Best ways to see the 2015 Perseid meteor shower in San Diego
This year’s Perseid meteor shower has been visible since July, but with activity peaking August 12 – 13, you still have a great chance to see one of nature’s biggest light shows.
And good news for Southern California stargazers – there is a new moon on Aug 14, meaning that the sky will be exceptionally dark. The trick is to get away from man made light sources. For San Diegans, we recommend heading to East County or the mountains, or at the very least, turn off the lights at your house and go lie in the grass (if you have any left).
Once you’re outside, make sure to give your eyes a chance to adjust. About 20 minutes will do. While that happens, stay away from cell phones and flash lights. Remember, it’s your chance to be one with nature. Enjoy it sans-cell phone.

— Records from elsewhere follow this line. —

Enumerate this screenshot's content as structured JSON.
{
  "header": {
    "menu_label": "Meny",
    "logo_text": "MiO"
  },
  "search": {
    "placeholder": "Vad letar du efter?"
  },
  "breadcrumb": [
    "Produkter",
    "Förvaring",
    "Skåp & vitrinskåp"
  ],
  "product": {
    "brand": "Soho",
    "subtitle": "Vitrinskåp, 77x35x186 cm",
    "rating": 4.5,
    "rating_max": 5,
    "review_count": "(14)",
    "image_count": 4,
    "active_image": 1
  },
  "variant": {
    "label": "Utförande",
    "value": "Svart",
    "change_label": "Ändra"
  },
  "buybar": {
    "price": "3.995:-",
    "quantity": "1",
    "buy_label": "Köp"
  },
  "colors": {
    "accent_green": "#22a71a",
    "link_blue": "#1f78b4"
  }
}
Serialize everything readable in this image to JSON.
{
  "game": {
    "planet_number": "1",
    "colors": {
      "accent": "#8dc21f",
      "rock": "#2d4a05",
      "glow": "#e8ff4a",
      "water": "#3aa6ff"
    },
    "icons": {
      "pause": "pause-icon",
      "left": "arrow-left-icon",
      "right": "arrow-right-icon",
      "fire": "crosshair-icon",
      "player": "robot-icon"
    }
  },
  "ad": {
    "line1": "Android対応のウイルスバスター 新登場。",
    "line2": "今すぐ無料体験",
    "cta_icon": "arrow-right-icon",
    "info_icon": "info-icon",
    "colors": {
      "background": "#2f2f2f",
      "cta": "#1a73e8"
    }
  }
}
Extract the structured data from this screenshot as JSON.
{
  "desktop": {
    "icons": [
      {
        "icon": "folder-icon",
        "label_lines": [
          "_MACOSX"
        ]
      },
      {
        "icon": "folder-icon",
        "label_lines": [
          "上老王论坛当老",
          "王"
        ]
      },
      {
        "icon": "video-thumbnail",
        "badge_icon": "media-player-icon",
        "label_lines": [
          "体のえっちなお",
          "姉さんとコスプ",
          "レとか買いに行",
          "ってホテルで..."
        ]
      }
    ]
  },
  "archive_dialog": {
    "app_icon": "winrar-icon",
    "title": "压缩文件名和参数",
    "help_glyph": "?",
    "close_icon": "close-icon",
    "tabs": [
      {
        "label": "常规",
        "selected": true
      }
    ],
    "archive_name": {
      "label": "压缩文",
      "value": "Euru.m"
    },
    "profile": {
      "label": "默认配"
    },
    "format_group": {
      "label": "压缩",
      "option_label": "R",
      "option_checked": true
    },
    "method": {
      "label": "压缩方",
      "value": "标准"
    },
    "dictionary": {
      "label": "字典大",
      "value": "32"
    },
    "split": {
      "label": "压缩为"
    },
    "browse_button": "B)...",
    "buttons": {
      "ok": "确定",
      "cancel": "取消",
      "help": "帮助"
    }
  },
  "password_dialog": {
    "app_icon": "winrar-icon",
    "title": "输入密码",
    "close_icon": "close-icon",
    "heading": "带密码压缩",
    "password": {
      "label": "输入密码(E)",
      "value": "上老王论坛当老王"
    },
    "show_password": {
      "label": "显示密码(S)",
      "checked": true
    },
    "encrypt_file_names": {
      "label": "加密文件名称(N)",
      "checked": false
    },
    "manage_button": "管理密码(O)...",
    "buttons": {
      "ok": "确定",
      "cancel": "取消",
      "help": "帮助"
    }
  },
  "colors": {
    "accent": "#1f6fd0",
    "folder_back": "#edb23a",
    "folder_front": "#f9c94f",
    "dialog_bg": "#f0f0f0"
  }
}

Why is the Perseid meteor shower so special? It is one of the largest and most-easily seen in our area. During the peak of the meteor shower, those staring into the sky can expect to see 60 – 100 meteors per hour. Bill Cooke of NASA’s Meteoroid Environment Office has said, “we have found that one meteor shower produces more fireballs than any other. It’s the Perseid meteor shower…”
The Perseids are a meteor shower associated with the comet Swift–Tuttle. The Perseids are so called because the point from which they appear to come lies in the constellation Perseus (source: Wikipedia). The meteor shower is visible from mid-July each year, with the peak in activity mid August.
Every year, Earth passes through a cloud of comet dust that was lost as it approaches the sun. NASA reports that Perseid meteoroids hit the Earth’s atmosphere at 132,000 mph. We get to enjoy such a beautiful light show each year because Swift-Tuttle has a larger nucleus than most comets (about 16 miles in diameter). The comet Swift-Tuttle was discovered in 1862 by Lewis Swift and Horace Tuttle but, according to meteorshowersonline.com, numerous references appear in Chinese, Japanese and Korean records throughout the 8th, 9th, 10th and 11th centuries.
Here’s a look at footage from 2013: